Below are entries. Pull out all lines containing "this".

Entries from a dataset of interfaces:
- Opening Delimiter -

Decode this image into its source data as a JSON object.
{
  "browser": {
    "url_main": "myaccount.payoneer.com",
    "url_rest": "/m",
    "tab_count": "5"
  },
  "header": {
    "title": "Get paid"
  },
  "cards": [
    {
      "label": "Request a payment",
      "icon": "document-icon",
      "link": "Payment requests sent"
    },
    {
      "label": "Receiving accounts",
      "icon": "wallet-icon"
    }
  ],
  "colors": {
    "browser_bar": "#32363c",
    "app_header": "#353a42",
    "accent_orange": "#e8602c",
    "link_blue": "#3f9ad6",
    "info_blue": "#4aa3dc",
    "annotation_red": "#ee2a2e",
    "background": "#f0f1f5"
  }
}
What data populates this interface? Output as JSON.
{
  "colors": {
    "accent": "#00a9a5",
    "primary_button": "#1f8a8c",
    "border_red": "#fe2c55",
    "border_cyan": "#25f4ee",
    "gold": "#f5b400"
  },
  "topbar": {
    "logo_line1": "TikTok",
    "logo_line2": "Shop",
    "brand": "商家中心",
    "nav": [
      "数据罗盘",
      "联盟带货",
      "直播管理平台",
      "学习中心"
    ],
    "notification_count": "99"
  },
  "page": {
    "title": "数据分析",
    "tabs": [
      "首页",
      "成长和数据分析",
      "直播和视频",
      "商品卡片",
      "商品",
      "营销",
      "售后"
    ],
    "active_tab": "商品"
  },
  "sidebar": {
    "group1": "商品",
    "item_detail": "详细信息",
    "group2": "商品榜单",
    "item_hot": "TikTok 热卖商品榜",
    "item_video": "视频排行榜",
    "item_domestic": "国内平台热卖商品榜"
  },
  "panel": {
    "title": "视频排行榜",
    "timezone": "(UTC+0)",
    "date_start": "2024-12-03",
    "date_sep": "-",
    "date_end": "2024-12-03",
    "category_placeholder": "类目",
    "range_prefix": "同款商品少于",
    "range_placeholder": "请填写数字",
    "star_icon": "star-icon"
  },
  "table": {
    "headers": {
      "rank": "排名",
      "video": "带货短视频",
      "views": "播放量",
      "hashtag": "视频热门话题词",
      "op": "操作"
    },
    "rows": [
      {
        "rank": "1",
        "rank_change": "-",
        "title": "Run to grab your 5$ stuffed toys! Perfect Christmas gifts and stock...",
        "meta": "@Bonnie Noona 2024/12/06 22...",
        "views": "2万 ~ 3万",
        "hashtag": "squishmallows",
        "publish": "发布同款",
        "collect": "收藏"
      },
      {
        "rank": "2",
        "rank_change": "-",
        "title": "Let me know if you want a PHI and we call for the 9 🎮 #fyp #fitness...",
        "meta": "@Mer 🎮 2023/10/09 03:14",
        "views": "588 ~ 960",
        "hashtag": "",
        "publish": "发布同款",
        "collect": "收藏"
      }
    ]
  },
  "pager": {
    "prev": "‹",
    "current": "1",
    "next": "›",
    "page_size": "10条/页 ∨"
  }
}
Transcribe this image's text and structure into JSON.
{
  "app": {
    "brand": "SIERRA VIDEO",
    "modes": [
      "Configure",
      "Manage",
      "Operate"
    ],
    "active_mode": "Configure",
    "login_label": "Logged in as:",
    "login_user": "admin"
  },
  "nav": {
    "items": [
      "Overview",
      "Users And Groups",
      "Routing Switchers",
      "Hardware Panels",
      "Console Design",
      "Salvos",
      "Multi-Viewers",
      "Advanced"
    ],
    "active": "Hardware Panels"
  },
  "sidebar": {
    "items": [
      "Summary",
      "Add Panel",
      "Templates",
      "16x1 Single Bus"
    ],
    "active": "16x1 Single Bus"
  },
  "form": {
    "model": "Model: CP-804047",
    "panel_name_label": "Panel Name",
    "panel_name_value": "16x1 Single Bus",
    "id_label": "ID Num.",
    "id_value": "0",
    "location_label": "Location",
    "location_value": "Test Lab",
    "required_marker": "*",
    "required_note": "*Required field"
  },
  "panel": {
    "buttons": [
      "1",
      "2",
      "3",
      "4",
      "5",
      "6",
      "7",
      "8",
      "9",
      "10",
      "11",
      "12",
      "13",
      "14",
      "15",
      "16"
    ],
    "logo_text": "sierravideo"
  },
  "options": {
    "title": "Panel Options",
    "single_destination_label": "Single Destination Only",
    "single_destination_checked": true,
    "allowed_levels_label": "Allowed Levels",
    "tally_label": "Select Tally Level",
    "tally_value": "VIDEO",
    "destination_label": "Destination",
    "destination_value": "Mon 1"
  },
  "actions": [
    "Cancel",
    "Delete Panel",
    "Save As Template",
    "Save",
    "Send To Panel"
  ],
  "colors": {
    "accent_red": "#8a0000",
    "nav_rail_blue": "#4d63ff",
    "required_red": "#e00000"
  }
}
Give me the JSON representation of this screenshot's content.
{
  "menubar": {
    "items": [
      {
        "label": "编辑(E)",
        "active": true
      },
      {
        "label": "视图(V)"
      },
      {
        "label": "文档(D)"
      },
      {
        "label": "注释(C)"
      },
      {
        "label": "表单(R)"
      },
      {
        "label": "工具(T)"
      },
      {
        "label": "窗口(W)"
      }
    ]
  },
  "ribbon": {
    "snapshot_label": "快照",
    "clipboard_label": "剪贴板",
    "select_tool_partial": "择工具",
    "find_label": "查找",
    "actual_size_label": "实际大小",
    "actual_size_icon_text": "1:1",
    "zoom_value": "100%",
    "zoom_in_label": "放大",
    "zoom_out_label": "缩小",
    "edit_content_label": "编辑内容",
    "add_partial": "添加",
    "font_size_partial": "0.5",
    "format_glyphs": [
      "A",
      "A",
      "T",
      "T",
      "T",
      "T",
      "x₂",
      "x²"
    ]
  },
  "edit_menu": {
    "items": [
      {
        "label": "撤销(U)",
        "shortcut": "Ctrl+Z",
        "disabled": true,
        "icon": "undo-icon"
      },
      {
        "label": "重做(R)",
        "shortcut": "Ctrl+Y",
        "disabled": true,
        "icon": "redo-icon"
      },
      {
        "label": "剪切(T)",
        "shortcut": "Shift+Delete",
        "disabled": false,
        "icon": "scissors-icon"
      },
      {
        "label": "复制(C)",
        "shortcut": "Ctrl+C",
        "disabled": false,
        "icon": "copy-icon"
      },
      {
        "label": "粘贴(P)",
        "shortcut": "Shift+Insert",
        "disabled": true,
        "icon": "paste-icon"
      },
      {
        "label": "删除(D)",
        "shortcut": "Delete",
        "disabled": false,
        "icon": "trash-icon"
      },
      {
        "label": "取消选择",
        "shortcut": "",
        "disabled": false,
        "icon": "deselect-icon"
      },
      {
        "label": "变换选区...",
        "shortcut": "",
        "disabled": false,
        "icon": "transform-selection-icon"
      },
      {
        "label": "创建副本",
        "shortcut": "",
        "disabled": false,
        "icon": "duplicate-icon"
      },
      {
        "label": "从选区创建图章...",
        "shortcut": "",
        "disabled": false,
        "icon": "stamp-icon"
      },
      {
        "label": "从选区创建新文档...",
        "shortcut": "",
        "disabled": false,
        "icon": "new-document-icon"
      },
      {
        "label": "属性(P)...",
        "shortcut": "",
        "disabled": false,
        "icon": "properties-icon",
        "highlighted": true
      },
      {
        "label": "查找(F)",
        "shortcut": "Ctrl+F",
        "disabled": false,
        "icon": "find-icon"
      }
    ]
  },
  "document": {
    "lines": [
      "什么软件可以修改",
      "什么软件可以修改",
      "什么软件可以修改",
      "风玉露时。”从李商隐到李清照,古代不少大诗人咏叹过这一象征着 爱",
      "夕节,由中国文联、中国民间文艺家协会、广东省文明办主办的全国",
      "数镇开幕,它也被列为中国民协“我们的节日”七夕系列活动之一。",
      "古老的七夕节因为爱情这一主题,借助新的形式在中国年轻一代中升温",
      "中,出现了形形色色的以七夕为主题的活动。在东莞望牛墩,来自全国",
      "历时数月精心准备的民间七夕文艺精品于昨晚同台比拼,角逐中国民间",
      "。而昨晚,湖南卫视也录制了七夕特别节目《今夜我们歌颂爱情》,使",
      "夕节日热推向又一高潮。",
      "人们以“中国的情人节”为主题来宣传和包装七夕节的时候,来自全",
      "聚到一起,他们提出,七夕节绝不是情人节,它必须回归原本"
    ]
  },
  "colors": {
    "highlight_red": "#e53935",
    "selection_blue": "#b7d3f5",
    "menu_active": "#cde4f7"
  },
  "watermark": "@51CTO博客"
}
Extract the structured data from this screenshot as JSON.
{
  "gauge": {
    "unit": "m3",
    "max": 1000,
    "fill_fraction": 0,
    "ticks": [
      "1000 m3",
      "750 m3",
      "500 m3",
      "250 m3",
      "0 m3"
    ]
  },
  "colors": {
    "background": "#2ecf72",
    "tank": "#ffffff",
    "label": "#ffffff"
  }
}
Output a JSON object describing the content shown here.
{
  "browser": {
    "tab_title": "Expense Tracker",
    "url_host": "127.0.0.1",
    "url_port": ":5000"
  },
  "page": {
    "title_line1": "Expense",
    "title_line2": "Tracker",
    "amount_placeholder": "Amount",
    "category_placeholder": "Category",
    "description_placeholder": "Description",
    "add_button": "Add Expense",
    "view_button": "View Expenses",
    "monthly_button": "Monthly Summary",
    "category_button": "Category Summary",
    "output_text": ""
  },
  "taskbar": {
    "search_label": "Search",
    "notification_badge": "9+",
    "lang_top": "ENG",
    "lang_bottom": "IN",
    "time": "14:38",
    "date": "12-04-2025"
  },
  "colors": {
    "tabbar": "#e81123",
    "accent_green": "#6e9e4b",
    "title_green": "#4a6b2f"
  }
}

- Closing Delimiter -

Task output:
Decode this image into its source data as a JSON object.
What data populates this interface? Output as JSON.
Transcribe this image's text and structure into JSON.
Give me the JSON representation of this screenshot's content.
Extract the structured data from this screenshot as JSON.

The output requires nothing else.